SINGAPORE - Commodities have had a bad run last year and their losing streak could linger on into 2015, Credit Suisse Private Banking said in a report.
Commodity prices fell this year and markets are still facing oversupply, commodity strategy analyst Stefan Graber noted.
He said that the oversuppy was due to "excessive" capital expenditure over the past few years.
Since demand for commodities does not seem to be picking up, prices will have to fall further until production declines, he said, adding: "As commodity projects have long lead times, this process will take time."
The biggest drag on overall commodity prices last year came from oil.

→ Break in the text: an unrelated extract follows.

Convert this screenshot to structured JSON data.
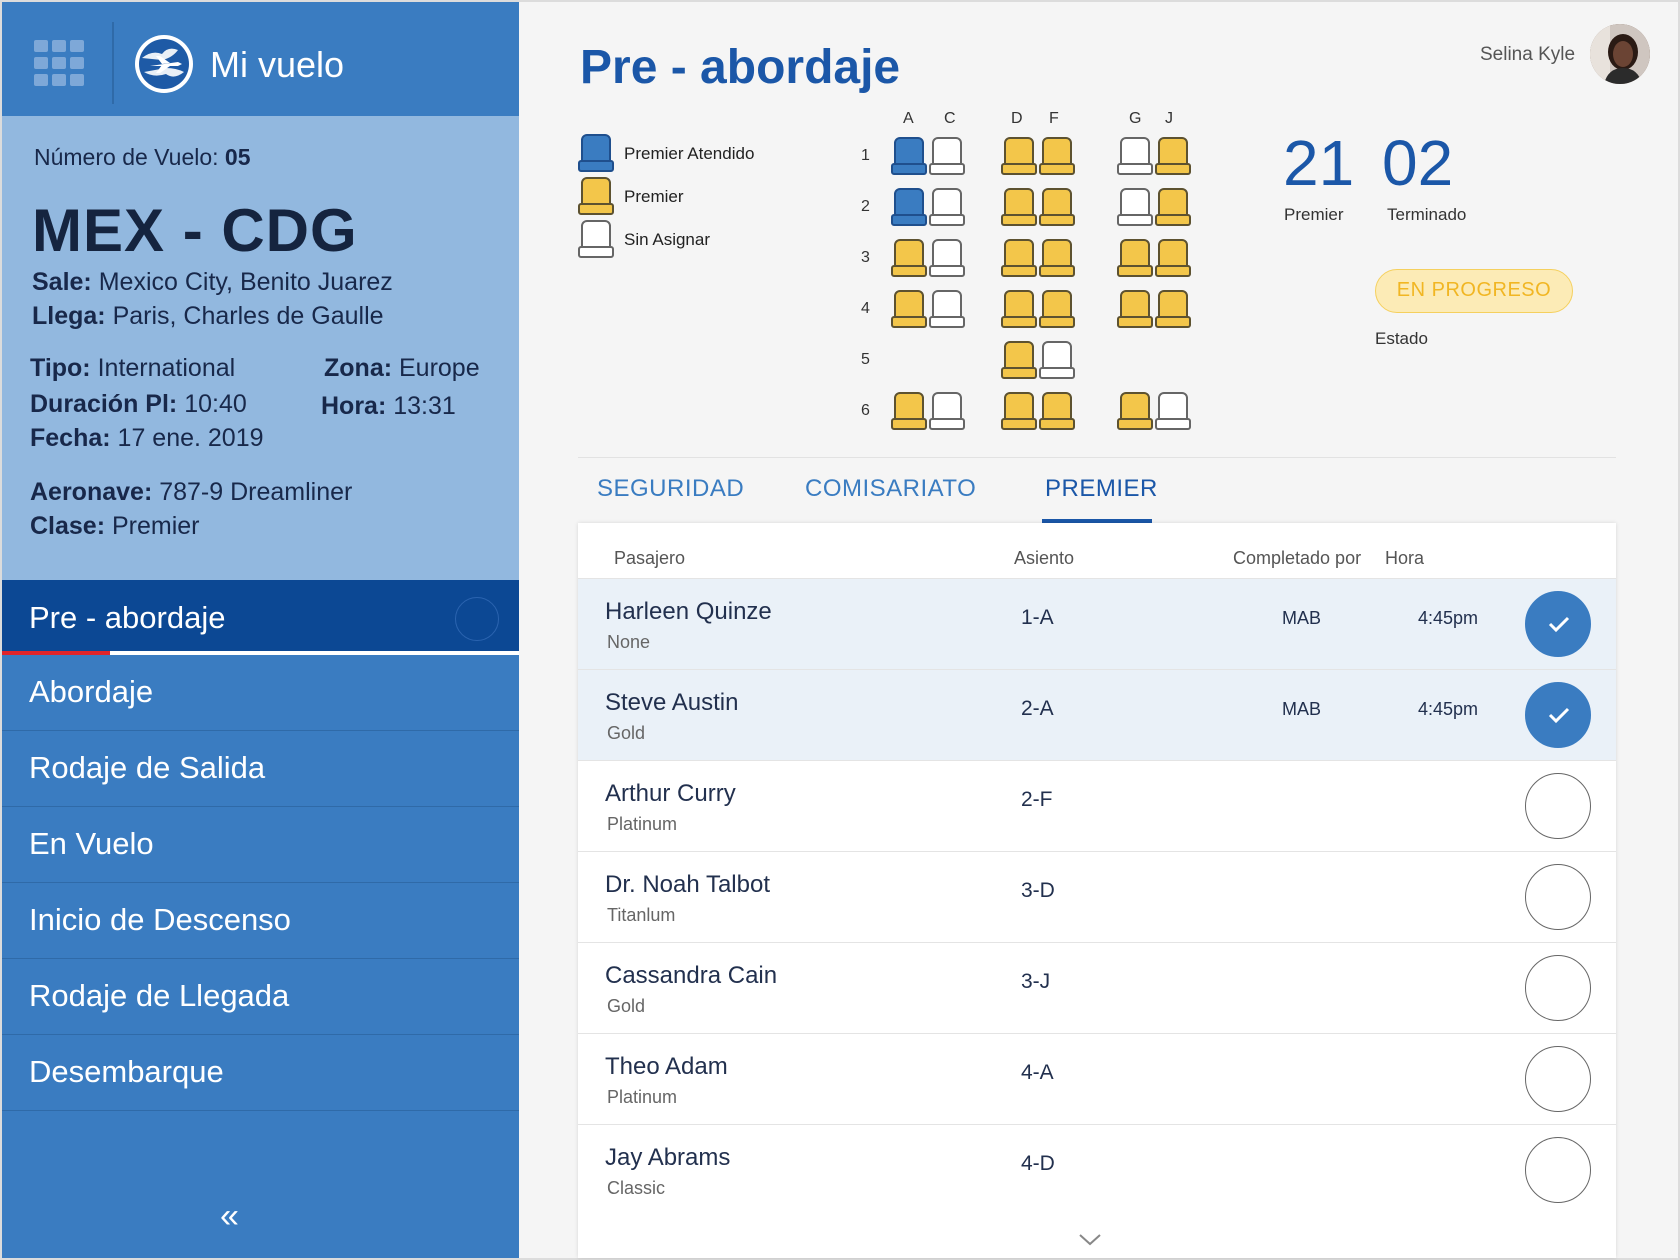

The prices of benchmark Brent crude oil traded in London have nearly halved since June.
"Lower oil prices provide a potential catalyst for the global economy in 2015 but only if consumers and businesses chose to spend or invest the windfall from lower oil prices rather than saving it," Mr Graber said.
The prospects for gold and silver remain lacklustre, he added, noting that precious metal prices were the most sensitive, out of all commodities, to the United States dollar.
The strengthening greenback plus the expected lack of any significant jump in demand for physical gold will keep gold prices depressed this year, he said.